(Beginning of DATA SHOWN)
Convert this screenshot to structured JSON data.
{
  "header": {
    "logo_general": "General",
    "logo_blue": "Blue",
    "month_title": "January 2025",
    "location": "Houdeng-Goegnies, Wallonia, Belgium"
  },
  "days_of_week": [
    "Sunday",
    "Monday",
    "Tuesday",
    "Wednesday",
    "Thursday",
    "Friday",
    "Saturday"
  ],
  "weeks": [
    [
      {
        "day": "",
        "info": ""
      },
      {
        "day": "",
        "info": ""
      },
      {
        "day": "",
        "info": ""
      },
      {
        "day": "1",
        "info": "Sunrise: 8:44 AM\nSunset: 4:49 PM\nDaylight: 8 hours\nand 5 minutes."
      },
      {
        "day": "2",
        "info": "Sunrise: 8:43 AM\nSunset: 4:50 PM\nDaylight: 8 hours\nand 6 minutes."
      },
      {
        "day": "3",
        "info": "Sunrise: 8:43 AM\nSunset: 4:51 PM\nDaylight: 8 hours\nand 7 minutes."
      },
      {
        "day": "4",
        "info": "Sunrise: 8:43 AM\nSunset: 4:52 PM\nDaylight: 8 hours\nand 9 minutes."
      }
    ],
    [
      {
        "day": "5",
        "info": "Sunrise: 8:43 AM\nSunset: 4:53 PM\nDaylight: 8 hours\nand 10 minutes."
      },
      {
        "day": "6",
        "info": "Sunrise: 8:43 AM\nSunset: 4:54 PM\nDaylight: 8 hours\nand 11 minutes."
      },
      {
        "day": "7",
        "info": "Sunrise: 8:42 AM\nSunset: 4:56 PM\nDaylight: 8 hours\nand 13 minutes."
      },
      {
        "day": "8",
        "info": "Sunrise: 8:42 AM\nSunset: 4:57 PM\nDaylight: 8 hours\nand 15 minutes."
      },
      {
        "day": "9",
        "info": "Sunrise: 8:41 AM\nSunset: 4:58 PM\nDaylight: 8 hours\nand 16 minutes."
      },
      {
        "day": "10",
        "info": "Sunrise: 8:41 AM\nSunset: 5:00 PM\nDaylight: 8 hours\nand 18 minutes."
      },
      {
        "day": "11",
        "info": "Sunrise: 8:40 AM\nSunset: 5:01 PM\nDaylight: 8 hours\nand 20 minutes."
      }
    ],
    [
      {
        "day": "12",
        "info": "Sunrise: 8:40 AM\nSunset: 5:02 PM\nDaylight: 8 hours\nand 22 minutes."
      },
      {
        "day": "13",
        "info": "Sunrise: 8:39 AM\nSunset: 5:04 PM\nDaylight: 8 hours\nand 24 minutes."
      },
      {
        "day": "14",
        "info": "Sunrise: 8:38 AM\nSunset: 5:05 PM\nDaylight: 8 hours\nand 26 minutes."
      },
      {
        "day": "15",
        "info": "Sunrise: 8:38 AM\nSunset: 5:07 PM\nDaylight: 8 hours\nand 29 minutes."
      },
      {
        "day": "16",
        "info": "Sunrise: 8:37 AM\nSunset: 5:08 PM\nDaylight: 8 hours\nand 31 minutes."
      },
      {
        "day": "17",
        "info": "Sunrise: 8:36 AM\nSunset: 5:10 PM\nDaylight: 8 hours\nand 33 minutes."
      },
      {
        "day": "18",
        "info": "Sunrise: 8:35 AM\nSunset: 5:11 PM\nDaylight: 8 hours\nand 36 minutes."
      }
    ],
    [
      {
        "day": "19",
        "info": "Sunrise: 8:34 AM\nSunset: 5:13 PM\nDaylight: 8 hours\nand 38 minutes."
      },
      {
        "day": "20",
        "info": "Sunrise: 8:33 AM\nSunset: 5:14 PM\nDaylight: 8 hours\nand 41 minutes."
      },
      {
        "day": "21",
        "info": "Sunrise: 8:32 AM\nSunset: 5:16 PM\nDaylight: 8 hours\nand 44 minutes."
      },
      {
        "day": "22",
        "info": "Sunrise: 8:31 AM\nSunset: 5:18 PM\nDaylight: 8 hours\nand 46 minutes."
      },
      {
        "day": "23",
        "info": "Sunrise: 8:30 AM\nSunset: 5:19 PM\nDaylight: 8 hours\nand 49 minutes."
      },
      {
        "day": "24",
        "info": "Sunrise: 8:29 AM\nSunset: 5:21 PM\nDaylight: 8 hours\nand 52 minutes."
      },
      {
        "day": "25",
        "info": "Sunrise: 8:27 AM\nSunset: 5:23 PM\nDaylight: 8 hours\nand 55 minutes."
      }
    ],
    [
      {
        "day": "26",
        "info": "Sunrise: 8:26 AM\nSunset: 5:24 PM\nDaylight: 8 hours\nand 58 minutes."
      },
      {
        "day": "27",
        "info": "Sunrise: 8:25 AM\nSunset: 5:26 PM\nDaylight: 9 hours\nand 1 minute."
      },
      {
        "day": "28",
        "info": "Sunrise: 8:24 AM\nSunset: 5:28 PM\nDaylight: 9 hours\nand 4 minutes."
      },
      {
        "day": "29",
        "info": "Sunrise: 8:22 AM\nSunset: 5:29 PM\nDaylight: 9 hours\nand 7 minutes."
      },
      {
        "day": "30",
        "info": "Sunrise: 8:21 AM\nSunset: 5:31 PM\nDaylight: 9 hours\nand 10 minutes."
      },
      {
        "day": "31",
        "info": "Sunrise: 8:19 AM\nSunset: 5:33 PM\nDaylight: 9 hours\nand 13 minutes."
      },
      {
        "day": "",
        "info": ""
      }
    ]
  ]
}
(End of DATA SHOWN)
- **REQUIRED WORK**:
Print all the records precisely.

- **SOLUTION TO THIS EXERCISE**:
Convert this screenshot to structured JSON data.
{
  "header": {
    "logo_general": "General",
    "logo_blue": "Blue",
    "month_title": "January 2025",
    "location": "Houdeng-Goegnies, Wallonia, Belgium"
  },
  "days_of_week": [
    "Sunday",
    "Monday",
    "Tuesday",
    "Wednesday",
    "Thursday",
    "Friday",
    "Saturday"
  ],
  "weeks": [
    [
      {
        "day": "",
        "info": ""
      },
      {
        "day": "",
        "info": ""
      },
      {
        "day": "",
        "info": ""
      },
      {
        "day": "1",
        "info": "Sunrise: 8:44 AM\nSunset: 4:49 PM\nDaylight: 8 hours\nand 5 minutes."
      },
      {
        "day": "2",
        "info": "Sunrise: 8:43 AM\nSunset: 4:50 PM\nDaylight: 8 hours\nand 6 minutes."
      },
      {
        "day": "3",
        "info": "Sunrise: 8:43 AM\nSunset: 4:51 PM\nDaylight: 8 hours\nand 7 minutes."
      },
      {
        "day": "4",
        "info": "Sunrise: 8:43 AM\nSunset: 4:52 PM\nDaylight: 8 hours\nand 9 minutes."
      }
    ],
    [
      {
        "day": "5",
        "info": "Sunrise: 8:43 AM\nSunset: 4:53 PM\nDaylight: 8 hours\nand 10 minutes."
      },
      {
        "day": "6",
        "info": "Sunrise: 8:43 AM\nSunset: 4:54 PM\nDaylight: 8 hours\nand 11 minutes."
      },
      {
        "day": "7",
        "info": "Sunrise: 8:42 AM\nSunset: 4:56 PM\nDaylight: 8 hours\nand 13 minutes."
      },
      {
        "day": "8",
        "info": "Sunrise: 8:42 AM\nSunset: 4:57 PM\nDaylight: 8 hours\nand 15 minutes."
      },
      {
        "day": "9",
        "info": "Sunrise: 8:41 AM\nSunset: 4:58 PM\nDaylight: 8 hours\nand 16 minutes."
      },
      {
        "day": "10",
        "info": "Sunrise: 8:41 AM\nSunset: 5:00 PM\nDaylight: 8 hours\nand 18 minutes."
      },
      {
        "day": "11",
        "info": "Sunrise: 8:40 AM\nSunset: 5:01 PM\nDaylight: 8 hours\nand 20 minutes."
      }
    ],
    [
      {
        "day": "12",
        "info": "Sunrise: 8:40 AM\nSunset: 5:02 PM\nDaylight: 8 hours\nand 22 minutes."
      },
      {
        "day": "13",
        "info": "Sunrise: 8:39 AM\nSunset: 5:04 PM\nDaylight: 8 hours\nand 24 minutes."
      },
      {
        "day": "14",
        "info": "Sunrise: 8:38 AM\nSunset: 5:05 PM\nDaylight: 8 hours\nand 26 minutes."
      },
      {
        "day": "15",
        "info": "Sunrise: 8:38 AM\nSunset: 5:07 PM\nDaylight: 8 hours\nand 29 minutes."
      },
      {
        "day": "16",
        "info": "Sunrise: 8:37 AM\nSunset: 5:08 PM\nDaylight: 8 hours\nand 31 minutes."
      },
      {
        "day": "17",
        "info": "Sunrise: 8:36 AM\nSunset: 5:10 PM\nDaylight: 8 hours\nand 33 minutes."
      },
      {
        "day": "18",
        "info": "Sunrise: 8:35 AM\nSunset: 5:11 PM\nDaylight: 8 hours\nand 36 minutes."
      }
    ],
    [
      {
        "day": "19",
        "info": "Sunrise: 8:34 AM\nSunset: 5:13 PM\nDaylight: 8 hours\nand 38 minutes."
      },
      {
        "day": "20",
        "info": "Sunrise: 8:33 AM\nSunset: 5:14 PM\nDaylight: 8 hours\nand 41 minutes."
      },
      {
        "day": "21",
        "info": "Sunrise: 8:32 AM\nSunset: 5:16 PM\nDaylight: 8 hours\nand 44 minutes."
      },
      {
        "day": "22",
        "info": "Sunrise: 8:31 AM\nSunset: 5:18 PM\nDaylight: 8 hours\nand 46 minutes."
      },
      {
        "day": "23",
        "info": "Sunrise: 8:30 AM\nSunset: 5:19 PM\nDaylight: 8 hours\nand 49 minutes."
      },
      {
        "day": "24",
        "info": "Sunrise: 8:29 AM\nSunset: 5:21 PM\nDaylight: 8 hours\nand 52 minutes."
      },
      {
        "day": "25",
        "info": "Sunrise: 8:27 AM\nSunset: 5:23 PM\nDaylight: 8 hours\nand 55 minutes."
      }
    ],
    [
      {
        "day": "26",
        "info": "Sunrise: 8:26 AM\nSunset: 5:24 PM\nDaylight: 8 hours\nand 58 minutes."
      },
      {
        "day": "27",
        "info": "Sunrise: 8:25 AM\nSunset: 5:26 PM\nDaylight: 9 hours\nand 1 minute."
      },
      {
        "day": "28",
        "info": "Sunrise: 8:24 AM\nSunset: 5:28 PM\nDaylight: 9 hours\nand 4 minutes."
      },
      {
        "day": "29",
        "info": "Sunrise: 8:22 AM\nSunset: 5:29 PM\nDaylight: 9 hours\nand 7 minutes."
      },
      {
        "day": "30",
        "info": "Sunrise: 8:21 AM\nSunset: 5:31 PM\nDaylight: 9 hours\nand 10 minutes."
      },
      {
        "day": "31",
        "info": "Sunrise: 8:19 AM\nSunset: 5:33 PM\nDaylight: 9 hours\nand 13 minutes."
      },
      {
        "day": "",
        "info": ""
      }
    ]
  ]
}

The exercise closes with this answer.